The Mechanics and Metals National Bank (MMNB) was a bank in New York City, founded in 1810 as the Mechanics National Bank. In 1910 it merged with National Copper Bank and took the Mechanics and Metals National Bank name. After a number of mergers and acquisitions, in 1926 MMNB consolidated with the Chase National Bank.

Mechanics and Metals National Bank of the City of New York
FateConsolidated with Chase National Bank in 1926
Founded1810 (as Mechanics National Bank)
1910 (as Mechanics and Metals National Bank)
Headquarters
Key people
Gates W. McGarrah
(president)

Contents

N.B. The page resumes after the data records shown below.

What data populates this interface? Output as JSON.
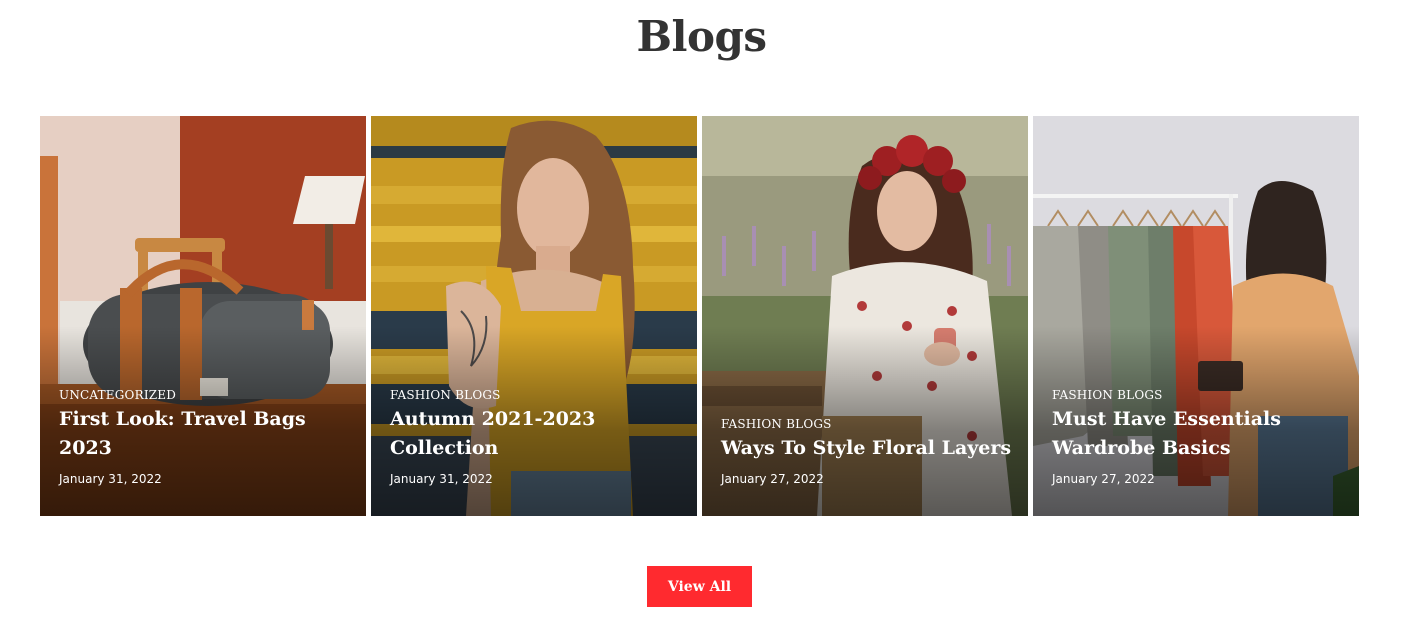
{
  "section": {
    "title": "Blogs"
  },
  "posts": [
    {
      "category": "UNCATEGORIZED",
      "title": "First Look: Travel Bags 2023",
      "date": "January 31, 2022",
      "image_icon": "travel-bag-photo"
    },
    {
      "category": "FASHION BLOGS",
      "title": "Autumn 2021-2023 Collection",
      "date": "January 31, 2022",
      "image_icon": "woman-yellow-top-photo"
    },
    {
      "category": "FASHION BLOGS",
      "title": "Ways To Style Floral Layers",
      "date": "January 27, 2022",
      "image_icon": "floral-dress-field-photo"
    },
    {
      "category": "FASHION BLOGS",
      "title": "Must Have Essentials Wardrobe Basics",
      "date": "January 27, 2022",
      "image_icon": "clothing-rack-photo"
    }
  ],
  "actions": {
    "view_all_label": "View All"
  },
  "colors": {
    "accent": "#ff2a2f",
    "title_text": "#333333",
    "card_text": "#ffffff"
  }
}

HistoryEdit

 
Mechanics and Metals National Bank of the City of New York banking room in 1921, covering an area of approximately 10,500 square feet.[1]

Mechanics National Bank was founded in 1810 in New York City. In 1910 it merged with National Copper Bank (est. 1907 in New York), and took the Mechanics and Metals National Bank name.[citation needed] In 1911, a new and unrelated bank with the name, National Copper Bank, was founded in Salt Lake City.

After approval from the Controller of the Currency the day before, on June 21, 1920, Mechanics and Metals and the Produce Exchange Union were merged. With branches in Manhattan and a main office at 20 Nassau Street, the new consolidated institution was named Mechanics and Metals National Bank. Combined capital, surplus, and profits of the new bank were approximated at $25,000,000, with deposits exceeding $200,000,000.[2] Stockholders elected directors from both former institutions, including John E. Berwind of the Berwind-White Coal Mining Company, William H. Childs of the Barrett Company, Walter C. Hubbard of Hubbard Bros. and Co, Ambrose G. Todd of Reeves and Todd, and Gates W. McGarrah. McGarrah was also named president of the Mechanics and Metals National Bank, after several years as president of the New York Produce Exchange National Bank.[2]

As of March 9, 1921, four national banks in New York City operated branch offices: Catham and Phenix National, the Mechanics and Metals National, the Irving National, and National City Bank.[3]

Between 1922 and 1925, together with several other New York banks, the Mechanics and Metals National Bank held a small ownership position in the Bank of Central and South America.[citation needed]

In 1926 MMNB consolidated with the Chase National Bank.[citation needed]

See alsoEdit

ReferencesEdit

  1. ^ https://archive.org/stream/I.p.FrinkReflectorsDesignerAndManufacturerOfScientificAndArtistic/I.p.FrinkInc.-FrinkLightingServiceForBanksAndInsuranceCompanies#page/n12/mode/1up
  2. ^ a b "Bank Merger is Approved; Mechanics and Metals and Produce Exchange Union Effective Today". The New York Times. New York City. June 21, 1920. Retrieved February 27, 2017.
  3. ^ Staff (March 9, 1921). "National City Bank Buys a State Bank". The New York Times. p. 24. Retrieved February 18, 2017.

External linksEdit